Every country should strengthen national food safety and disease surveillance systems as a prerequisite to prevent similar events in the future and to ensure a safe food supply for their populations. Additionally, countries are urged to pay closer attention to common foodborne pathogens such as Salmonella species, Campylobacter jejuni, Escherichia coli and Listeria monocytogenes, to make listeriosis a notifiable disease if not yet done, to make the best use of a new “WHO manual to strengthen surveillance of and response to foodborne diseases”, which was published last year and to refer to the “WHO Factsheet on Listeriosis”.
What are listeriosis Signs and Symptoms?
- Fever, muscle aches, and occasionally, nausea and/or diarrhoea are the usual symptoms associated with listeriosis.
- Some patients may also experience fatigue and a decrease or loss of appetite.
- These symptoms usually last up to one week and may spontaneously resolve.
However, in some people, organisms can spread to the brain.
- The symptoms of meningitis and/or encephalitis (stiff neck, headache, and fever) may appear, including altered mental status (confusion and reduced mental activity),
- Loss of balance problems and seizures (convulsions) may develop in brain infections.
- Brain abscesses may also occur and cause similar symptoms.
Prevention of listeriosis
The CDC recommends the following food safety measures:
- Thoroughly cook raw food from animal sources, such as beef, pork, or poultry.
- Wash raw vegetables thoroughly (scrub with a clean produce brush in uncontaminated running water) before eating.
- Keep uncooked meats separate from vegetables and from cooked foods and ready-to-eat foods.
- Avoid unpasteurized (raw) milk or foods made from unpasteurized milk.
- Wash hands, knives, and cutting boards after handling uncooked foods.
- Consume perishable and ready-to-eat foods as soon as possible.
- Do not eat hot dogs, luncheon meats, or deli meats, unless they are reheated until steaming hot.
- Avoid getting fluid from hot dog packages on other foods, utensils, and food preparation surfaces, and wash hands after handling hot dogs, luncheon meats, and deli meats.
- Do not eat refrigerated pâtés or meat spreads. Canned or shelf-stable pâtés and meat spreads may be eaten.
- Do not eat refrigerated smoked seafood, unless it is contained in a cooked dish, such as a casserole. Refrigerated smoked seafood, such as salmon, trout, whitefish, cod, tuna or mackerel, is most often labeled as "nova-style," "lox," "kippered," "smoked," or "jerky." The fish is found in the refrigerator section or sold at deli counters of grocery stores and delicatessens. Canned or shelf-stable smoked seafood may be eaten.
What is the Treatment for listeriosis?
Individual with Listeria infections spontaneously clear the infection in about seven days. However, those patients at increased risk, especially pregnant women, usually require immediate IV antibiotic treatment to prevent, halt, or slow the development of more severe disease. For example, early effective antibiotic treatment of pregnant females may be lifesaving for the fetus.

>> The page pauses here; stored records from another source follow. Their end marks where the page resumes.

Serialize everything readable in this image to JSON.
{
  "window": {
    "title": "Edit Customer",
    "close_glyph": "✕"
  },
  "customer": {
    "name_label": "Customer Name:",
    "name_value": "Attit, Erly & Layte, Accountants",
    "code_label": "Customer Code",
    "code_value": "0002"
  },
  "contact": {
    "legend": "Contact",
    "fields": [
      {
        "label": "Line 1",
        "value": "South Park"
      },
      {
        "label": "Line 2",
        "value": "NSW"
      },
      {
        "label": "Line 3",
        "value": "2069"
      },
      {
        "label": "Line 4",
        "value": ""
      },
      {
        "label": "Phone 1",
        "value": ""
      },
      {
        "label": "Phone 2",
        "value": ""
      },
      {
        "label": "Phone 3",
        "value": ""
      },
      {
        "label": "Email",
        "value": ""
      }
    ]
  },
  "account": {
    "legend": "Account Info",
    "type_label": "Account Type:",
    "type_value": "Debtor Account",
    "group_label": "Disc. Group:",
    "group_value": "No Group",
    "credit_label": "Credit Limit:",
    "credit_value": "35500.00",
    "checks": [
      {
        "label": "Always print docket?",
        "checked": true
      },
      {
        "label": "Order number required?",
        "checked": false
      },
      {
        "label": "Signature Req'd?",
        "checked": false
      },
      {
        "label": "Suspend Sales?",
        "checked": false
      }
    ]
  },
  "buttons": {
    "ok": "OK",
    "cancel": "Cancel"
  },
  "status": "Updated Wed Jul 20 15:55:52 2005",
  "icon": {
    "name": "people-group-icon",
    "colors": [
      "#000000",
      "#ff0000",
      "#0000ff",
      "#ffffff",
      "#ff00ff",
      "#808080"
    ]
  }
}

In general, the length of antibiotic treatment increases with the severity of the infection. Meningitis is treated for three weeks while brain abscesses are treated for six weeks. The initial choice of antibiotics is usually IV ampicillin. Bactrim (trimethoprim-sulfamethoxazole) also has been used successfully. However, each patient's treatment should be individualized for optimal results; many professional clinicians recommend an infectious-disease consultant be involved, and if the patient is pregnant, her obstetrician and a pediatric specialist should help manage the treatment plan.

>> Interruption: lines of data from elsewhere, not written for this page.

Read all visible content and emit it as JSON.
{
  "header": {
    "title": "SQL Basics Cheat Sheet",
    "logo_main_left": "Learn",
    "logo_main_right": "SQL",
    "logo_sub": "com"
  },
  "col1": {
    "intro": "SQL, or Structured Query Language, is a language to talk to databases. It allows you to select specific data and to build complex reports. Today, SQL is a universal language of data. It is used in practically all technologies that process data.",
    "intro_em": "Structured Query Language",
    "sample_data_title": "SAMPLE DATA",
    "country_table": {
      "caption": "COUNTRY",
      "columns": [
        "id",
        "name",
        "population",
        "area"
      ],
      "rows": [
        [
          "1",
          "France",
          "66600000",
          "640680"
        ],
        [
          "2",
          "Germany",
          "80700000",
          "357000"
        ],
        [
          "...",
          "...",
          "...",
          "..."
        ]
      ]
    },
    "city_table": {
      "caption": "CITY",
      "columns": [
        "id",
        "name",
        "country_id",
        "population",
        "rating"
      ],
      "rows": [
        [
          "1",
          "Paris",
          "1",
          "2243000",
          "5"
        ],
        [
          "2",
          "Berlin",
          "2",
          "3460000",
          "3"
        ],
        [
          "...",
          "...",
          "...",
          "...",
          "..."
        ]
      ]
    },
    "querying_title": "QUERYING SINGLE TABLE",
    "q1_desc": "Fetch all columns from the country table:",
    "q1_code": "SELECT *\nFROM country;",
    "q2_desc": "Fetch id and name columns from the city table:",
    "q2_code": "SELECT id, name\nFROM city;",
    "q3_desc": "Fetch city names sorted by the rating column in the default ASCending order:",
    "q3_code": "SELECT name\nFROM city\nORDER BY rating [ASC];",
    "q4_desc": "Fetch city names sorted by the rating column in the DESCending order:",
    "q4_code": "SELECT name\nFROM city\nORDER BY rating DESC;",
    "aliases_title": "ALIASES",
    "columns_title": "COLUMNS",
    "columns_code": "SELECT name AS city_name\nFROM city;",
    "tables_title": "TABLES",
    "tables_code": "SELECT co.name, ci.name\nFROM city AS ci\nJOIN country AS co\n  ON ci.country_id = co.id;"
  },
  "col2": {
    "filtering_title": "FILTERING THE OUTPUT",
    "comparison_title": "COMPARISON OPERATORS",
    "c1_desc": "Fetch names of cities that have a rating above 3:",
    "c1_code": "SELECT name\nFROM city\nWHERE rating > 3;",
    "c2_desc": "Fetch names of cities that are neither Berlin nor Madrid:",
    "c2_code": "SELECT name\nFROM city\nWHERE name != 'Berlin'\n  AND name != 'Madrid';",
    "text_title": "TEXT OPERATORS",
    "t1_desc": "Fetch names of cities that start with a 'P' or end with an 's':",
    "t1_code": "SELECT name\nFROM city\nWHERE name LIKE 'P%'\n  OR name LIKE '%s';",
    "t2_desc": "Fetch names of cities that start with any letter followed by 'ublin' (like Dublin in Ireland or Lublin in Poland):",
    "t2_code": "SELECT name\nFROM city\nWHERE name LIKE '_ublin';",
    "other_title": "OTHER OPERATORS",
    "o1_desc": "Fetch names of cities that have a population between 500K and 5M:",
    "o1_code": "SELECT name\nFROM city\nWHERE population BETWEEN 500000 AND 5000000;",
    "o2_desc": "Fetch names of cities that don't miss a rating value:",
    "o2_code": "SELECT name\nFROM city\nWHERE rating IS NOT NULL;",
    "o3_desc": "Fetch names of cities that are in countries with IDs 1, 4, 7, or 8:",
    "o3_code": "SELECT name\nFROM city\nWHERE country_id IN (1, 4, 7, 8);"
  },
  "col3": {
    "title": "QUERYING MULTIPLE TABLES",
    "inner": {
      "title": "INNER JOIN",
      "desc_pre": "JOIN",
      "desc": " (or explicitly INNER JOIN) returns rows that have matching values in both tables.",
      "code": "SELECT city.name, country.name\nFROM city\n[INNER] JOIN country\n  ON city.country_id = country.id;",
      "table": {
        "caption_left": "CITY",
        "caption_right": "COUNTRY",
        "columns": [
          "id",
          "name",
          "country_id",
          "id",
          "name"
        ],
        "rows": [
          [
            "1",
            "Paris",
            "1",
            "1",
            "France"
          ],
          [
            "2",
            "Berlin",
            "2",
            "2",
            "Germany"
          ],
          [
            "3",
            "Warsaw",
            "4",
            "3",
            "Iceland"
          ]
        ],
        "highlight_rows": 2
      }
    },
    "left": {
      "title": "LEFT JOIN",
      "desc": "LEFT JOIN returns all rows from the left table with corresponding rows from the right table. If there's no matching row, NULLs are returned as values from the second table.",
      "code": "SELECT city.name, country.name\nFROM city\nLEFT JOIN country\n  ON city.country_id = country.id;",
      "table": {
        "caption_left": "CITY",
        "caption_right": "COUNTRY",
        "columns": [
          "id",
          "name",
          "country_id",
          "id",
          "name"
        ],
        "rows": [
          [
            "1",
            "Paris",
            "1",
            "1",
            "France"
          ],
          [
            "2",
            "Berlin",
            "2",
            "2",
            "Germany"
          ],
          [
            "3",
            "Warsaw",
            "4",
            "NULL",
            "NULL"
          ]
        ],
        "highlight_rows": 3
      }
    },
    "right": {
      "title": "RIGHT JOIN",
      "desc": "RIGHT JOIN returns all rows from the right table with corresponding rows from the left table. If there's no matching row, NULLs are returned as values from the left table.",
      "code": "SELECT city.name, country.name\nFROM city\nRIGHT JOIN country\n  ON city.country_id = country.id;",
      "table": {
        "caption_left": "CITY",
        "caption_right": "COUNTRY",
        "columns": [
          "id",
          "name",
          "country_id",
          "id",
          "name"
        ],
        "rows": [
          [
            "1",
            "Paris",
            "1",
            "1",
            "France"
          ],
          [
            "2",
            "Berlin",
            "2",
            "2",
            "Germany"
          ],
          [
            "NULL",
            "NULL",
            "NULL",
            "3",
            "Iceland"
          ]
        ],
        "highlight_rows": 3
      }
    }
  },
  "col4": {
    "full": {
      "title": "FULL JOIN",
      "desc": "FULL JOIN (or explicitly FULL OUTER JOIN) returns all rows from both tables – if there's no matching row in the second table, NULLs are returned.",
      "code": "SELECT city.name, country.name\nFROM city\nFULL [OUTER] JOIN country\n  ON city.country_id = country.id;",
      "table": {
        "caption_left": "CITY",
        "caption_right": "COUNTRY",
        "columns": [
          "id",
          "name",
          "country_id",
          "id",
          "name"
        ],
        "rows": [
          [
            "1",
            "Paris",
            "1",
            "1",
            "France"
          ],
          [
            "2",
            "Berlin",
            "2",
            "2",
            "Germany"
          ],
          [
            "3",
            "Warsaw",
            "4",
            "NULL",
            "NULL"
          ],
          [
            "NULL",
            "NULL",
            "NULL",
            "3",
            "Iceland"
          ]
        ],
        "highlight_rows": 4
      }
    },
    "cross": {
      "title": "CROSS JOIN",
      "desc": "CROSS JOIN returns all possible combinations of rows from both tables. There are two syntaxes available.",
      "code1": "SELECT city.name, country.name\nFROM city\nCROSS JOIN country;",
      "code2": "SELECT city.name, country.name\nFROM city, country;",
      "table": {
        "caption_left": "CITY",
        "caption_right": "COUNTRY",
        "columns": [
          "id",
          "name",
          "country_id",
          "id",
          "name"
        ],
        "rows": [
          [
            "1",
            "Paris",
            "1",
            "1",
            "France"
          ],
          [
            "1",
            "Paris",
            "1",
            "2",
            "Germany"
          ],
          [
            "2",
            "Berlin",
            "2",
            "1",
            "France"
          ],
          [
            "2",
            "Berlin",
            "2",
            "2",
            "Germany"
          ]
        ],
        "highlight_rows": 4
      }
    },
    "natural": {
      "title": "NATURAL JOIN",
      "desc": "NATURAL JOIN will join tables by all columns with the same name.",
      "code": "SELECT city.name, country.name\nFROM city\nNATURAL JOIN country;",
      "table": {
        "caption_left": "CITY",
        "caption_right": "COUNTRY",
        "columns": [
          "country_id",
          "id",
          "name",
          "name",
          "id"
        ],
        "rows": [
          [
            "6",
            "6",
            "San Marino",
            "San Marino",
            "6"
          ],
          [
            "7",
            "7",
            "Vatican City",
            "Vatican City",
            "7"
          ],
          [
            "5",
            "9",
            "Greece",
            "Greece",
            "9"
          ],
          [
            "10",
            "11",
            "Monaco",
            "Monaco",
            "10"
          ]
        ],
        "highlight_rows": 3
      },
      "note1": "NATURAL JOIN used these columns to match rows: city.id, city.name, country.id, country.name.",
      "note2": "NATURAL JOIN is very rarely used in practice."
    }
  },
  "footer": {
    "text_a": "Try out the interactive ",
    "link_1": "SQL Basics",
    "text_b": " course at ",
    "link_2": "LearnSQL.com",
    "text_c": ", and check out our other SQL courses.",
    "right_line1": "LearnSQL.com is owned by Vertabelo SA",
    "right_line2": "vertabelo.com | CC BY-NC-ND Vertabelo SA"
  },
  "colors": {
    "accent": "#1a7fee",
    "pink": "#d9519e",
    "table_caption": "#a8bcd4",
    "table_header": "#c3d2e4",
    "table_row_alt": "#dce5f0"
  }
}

Are there home remedies for listeriosis?
There are no over-the-counter diagnostic tests for listeriosis so it will be difficult or impossible to know if you are infected with Listeria; that makes it difficult to decide if you can treat the problem at home. Because listeriosis can be fatal in about 20%-30% of those who develop the disease, home remedies may be a dangerous option without consulting a physician. However, there are suggestions to try, like activated charcoal, syrup of ipecac, garlic, and/or alcohol-free goldenseal to treat food poisoning in general. However, before trying any of these options, you should discuss them first with your doctor.
Medicine.Net. Infectious disease/ Listeria Center